##### DATA SUPPLIED

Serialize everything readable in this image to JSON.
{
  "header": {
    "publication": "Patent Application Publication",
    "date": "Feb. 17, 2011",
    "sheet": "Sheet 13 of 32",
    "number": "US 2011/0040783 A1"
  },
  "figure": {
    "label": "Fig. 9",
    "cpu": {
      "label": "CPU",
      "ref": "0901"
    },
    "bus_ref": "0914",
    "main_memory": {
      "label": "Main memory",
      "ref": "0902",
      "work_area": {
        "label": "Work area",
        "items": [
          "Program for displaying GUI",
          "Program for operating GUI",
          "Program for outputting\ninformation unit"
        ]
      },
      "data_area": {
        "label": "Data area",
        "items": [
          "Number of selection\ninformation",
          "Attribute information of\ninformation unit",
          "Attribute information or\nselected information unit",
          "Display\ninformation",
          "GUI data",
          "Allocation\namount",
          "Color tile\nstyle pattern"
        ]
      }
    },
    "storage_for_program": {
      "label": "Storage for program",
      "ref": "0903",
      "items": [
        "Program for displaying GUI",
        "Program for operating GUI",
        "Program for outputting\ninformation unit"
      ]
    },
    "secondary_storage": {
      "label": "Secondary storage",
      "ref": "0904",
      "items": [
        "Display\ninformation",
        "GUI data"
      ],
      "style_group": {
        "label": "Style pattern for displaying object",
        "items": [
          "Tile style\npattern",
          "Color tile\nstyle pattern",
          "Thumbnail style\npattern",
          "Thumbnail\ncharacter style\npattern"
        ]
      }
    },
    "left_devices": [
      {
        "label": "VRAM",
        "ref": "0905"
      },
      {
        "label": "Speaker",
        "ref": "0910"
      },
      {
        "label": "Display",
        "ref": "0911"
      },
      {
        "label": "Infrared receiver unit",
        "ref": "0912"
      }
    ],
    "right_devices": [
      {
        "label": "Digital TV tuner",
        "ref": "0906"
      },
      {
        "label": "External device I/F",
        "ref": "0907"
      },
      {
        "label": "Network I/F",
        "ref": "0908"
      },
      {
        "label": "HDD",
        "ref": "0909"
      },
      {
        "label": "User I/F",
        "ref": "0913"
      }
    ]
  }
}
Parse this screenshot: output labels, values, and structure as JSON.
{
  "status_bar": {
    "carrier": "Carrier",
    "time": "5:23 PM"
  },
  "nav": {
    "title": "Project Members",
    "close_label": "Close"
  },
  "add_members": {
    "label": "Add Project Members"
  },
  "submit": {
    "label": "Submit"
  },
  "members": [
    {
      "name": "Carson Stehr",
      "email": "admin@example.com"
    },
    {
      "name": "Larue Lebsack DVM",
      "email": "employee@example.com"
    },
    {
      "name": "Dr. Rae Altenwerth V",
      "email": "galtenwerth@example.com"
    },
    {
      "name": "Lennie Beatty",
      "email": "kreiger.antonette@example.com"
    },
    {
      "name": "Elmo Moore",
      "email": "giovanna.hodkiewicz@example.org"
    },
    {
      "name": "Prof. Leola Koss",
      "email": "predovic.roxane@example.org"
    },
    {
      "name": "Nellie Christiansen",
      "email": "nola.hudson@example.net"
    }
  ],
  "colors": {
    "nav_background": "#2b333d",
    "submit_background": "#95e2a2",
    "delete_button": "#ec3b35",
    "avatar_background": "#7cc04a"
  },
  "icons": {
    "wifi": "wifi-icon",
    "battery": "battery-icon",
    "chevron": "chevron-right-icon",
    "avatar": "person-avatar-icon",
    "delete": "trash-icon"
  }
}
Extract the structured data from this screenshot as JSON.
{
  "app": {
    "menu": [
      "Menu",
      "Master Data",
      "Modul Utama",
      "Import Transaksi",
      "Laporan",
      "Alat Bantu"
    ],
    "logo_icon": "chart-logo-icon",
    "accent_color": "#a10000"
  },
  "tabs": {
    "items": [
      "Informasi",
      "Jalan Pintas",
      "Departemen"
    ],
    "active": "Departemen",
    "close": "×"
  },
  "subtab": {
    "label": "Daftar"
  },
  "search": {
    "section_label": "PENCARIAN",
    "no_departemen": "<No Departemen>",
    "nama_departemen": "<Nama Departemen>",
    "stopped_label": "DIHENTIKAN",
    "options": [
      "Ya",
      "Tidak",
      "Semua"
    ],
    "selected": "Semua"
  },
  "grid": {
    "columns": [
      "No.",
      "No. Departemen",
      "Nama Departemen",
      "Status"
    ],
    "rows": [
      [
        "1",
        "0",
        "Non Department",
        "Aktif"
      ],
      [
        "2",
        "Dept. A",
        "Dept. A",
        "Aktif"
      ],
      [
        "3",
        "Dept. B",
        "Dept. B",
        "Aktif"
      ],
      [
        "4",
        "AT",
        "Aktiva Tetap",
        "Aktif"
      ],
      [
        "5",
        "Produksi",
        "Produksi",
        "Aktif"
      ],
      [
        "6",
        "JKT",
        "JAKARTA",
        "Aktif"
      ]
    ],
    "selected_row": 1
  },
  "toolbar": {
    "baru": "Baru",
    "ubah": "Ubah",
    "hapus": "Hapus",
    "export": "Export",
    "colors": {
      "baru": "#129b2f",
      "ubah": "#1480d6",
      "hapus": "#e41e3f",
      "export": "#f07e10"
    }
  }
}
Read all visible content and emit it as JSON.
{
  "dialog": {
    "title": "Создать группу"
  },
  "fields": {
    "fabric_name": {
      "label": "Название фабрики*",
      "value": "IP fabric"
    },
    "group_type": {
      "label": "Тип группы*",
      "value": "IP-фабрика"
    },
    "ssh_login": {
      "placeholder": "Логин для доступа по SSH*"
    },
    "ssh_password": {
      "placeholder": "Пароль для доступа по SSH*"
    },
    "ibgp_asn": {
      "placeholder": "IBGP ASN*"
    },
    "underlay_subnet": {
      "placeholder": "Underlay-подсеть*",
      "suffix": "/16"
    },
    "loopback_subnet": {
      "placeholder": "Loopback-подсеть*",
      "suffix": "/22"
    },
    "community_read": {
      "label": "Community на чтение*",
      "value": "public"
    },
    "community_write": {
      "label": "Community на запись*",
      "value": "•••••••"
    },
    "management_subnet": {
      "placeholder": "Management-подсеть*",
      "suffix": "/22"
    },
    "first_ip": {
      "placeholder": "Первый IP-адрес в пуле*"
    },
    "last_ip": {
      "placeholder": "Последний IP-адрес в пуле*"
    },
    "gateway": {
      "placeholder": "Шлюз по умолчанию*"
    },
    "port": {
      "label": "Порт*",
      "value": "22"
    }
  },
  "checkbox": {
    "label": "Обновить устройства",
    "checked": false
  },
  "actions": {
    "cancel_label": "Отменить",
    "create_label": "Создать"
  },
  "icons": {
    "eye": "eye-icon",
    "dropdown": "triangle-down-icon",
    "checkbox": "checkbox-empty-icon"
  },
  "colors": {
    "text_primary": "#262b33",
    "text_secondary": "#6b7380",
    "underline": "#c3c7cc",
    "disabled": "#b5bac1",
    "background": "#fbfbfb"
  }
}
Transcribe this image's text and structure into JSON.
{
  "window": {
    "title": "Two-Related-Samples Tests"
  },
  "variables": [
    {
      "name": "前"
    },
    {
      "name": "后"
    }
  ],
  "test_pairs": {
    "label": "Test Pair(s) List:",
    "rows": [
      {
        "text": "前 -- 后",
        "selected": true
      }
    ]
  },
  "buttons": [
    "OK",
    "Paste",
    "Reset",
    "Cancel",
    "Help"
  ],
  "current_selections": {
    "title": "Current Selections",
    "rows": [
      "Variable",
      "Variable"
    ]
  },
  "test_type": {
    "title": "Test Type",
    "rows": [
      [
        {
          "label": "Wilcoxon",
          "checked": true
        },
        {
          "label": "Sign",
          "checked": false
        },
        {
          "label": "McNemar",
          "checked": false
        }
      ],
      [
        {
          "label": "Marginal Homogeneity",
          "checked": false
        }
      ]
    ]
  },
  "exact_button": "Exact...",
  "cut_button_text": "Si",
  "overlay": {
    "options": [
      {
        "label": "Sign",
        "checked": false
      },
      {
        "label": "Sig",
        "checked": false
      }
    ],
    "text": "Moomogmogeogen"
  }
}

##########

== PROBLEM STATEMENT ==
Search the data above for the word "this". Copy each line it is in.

== REPLY ==
Serialize everything readable in this image to JSON.
Parse this screenshot: output labels, values, and structure as JSON.
Extract the structured data from this screenshot as JSON.
Transcribe this image's text and structure into JSON.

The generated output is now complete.